HINSDALE – You’re going on a trip you didn’t plan for. You didn’t ask to go, you didn’t want to go.
That trip is the long journey from cancer diagnosis to treatment and one of the analogies Jeannine Arias used when it came to navigating cancer, particularly breast cancer. But she said there is hope and always people there to help along the way.
“For example, when a patient’s going through surgery, especially breast surgery, it’s very emotional,” said Arias, associate clinical director of oncology and navigation services at Adventist Hinsdale Hospital. “The navigator is helping them get through that along with the physician, always with the physician. We’re just there for extra support and education.”
It was all part of the inaugural event Oct. 1 for Breast Cancer Awareness Month at Adventist Hinsdale as families, survivors and speakers shared stories and remembered those who lost their lives.
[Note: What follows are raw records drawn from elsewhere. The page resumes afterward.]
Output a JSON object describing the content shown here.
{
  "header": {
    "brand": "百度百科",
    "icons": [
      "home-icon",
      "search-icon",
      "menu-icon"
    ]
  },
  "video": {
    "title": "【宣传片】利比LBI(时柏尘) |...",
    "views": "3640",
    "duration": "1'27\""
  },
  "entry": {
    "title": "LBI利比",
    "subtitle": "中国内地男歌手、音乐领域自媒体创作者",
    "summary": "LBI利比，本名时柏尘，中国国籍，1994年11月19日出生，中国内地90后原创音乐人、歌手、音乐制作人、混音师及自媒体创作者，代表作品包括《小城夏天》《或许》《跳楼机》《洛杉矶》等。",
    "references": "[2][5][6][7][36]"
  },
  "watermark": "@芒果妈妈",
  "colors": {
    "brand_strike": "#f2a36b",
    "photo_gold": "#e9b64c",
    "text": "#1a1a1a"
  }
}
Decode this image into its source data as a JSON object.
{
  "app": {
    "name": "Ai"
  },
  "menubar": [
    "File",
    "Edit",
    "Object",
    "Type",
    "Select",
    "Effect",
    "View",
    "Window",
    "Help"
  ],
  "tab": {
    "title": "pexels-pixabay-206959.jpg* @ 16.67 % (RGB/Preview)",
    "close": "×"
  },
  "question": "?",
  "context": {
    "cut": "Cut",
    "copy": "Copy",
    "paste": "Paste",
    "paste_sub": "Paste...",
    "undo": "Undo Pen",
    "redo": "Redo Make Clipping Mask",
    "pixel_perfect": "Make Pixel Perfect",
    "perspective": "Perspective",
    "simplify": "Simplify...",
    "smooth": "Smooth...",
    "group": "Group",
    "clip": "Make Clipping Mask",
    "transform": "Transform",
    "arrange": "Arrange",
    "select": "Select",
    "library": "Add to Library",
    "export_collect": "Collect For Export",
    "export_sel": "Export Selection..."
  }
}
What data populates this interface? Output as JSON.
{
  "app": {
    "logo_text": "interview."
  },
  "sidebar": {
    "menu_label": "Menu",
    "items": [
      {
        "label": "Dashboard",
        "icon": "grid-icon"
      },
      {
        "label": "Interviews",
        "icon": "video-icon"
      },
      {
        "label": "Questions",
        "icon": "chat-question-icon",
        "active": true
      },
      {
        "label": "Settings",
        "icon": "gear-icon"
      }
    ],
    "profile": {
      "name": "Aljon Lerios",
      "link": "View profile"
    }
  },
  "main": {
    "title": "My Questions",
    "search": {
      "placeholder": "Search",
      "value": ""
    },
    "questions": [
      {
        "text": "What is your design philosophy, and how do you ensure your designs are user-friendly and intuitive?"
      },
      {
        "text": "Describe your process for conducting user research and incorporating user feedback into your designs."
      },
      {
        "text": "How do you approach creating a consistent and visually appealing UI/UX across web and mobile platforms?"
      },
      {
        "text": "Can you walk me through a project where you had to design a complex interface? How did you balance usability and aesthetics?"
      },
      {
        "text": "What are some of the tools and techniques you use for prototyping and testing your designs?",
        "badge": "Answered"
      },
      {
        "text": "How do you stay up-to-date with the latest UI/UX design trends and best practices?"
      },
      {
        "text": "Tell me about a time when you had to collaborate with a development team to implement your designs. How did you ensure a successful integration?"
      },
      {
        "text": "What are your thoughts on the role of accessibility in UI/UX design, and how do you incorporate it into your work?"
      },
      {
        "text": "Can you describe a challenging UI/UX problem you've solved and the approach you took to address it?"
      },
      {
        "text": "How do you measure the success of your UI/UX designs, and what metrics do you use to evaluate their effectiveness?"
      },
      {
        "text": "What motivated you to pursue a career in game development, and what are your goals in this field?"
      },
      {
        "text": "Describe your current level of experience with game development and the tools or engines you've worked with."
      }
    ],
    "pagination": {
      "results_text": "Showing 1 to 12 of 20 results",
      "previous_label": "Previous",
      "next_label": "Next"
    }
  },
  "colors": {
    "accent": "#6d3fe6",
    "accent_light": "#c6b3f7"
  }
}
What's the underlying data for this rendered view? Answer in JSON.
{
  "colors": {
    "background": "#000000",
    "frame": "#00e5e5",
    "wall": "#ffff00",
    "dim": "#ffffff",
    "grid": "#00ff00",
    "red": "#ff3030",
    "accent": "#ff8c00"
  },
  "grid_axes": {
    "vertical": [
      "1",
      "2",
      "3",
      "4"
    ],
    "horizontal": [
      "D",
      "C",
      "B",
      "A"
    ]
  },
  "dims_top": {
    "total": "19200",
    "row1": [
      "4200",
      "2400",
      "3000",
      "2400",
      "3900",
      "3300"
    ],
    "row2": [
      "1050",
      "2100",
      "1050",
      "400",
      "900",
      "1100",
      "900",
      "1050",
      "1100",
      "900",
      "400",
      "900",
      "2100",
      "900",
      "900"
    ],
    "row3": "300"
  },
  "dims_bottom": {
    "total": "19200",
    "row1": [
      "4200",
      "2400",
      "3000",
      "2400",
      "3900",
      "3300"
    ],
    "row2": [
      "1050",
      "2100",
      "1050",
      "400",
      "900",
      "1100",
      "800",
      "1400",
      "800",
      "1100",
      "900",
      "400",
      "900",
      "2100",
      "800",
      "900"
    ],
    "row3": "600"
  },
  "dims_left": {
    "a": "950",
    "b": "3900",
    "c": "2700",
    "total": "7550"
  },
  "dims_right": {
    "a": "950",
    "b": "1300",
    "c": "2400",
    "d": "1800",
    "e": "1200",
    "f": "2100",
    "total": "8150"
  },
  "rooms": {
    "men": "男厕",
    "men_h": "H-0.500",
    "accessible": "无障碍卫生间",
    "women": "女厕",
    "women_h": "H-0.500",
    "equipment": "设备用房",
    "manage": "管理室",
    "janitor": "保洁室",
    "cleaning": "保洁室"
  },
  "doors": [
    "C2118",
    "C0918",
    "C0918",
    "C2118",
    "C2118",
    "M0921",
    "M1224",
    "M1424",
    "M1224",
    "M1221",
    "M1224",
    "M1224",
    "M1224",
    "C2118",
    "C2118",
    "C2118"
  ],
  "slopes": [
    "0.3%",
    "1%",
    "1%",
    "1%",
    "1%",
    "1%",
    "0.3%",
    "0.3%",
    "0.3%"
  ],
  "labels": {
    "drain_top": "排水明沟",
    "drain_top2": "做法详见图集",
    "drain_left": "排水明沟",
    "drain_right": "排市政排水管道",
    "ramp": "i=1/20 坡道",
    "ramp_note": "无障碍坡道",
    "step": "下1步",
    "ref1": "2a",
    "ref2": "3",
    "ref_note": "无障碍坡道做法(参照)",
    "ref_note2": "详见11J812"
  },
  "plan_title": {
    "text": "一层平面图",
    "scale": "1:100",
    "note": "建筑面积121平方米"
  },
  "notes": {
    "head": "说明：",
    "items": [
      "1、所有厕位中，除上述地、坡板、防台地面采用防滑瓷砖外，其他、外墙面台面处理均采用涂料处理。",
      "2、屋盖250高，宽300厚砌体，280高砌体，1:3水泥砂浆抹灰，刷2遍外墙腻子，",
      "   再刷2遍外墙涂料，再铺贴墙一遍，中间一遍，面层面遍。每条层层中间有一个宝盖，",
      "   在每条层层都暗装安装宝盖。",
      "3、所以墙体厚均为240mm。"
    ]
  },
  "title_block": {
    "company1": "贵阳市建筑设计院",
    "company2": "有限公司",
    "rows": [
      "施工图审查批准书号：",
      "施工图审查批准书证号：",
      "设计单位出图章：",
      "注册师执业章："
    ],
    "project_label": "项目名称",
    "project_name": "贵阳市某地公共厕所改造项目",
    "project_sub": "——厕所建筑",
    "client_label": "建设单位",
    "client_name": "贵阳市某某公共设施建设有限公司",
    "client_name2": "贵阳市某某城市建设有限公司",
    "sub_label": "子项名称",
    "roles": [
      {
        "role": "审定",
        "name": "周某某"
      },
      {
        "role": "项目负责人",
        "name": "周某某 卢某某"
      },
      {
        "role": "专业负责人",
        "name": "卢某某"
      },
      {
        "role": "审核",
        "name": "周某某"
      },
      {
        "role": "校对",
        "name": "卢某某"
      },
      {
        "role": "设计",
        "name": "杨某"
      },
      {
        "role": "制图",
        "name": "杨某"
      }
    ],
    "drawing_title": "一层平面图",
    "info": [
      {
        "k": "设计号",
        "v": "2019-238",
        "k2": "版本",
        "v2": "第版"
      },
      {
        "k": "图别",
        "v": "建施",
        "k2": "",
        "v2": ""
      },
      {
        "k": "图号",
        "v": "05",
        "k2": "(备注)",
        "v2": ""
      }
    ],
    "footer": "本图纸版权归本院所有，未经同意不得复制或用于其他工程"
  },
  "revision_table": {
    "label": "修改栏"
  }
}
Claudine Consalvo was diagnosed with breast cancer in March 2012 and completed treatment the following October at Adventist Hinsdale.
“I received outstanding care at Hinsdale from my caregivers to my doctors to my nurses,” Consalvo said. “It was an amazing journey and one of the worst times of my life, but one of the best times.”
Consalvo said it was one of the best times because of how she looks back on her journey of going through diagnosis, treatment and recovery.
“Whenever something bad happens, or something gets difficult to deal with, I always measure it up against cancer,” she said.
Patricia Madej, medical oncologist at Adventist Hinsdale, was part of a panel discussion along with Consalvo and Arias. She said one of the biggest misconceptions about breast cancer is that it sounds like “one thing.”
“There is no such thing as a breast cancer or the breast cancer,” Madej said. “It’s as individual as the person who has it. It’s almost as individual as a fingerprint.”
Mike Goebel, CEO at Adventist Hinsdale, said this year more than 21,000 people in DuPage County will hear the words, “You have cancer.” Goebel said when it comes to fighting cancer, patients need the support of loved ones and peace of mind to treat body, mind and spirit.
“I understand these needs more than ever before as of January of this year I lost my father to brain cancer,” Goebel said. “Battling cancer is not an experience I’d wish on anyone, but when it happens you have to deal with it with all the faith, strength and courage you could muster.”
Goebel said he is looking forward to when the Adventist Cancer Institute will be completed, which is slated to start construction in the fall and finish by 2015. Goebel said the Cancer Institute will save patients time and lower stress because everything will be under one roof.
“I want our patients to be taken care of the same way I’d want my family taken care of, and that means the very best care by the best physicians with compassion, hope and healing,” he said.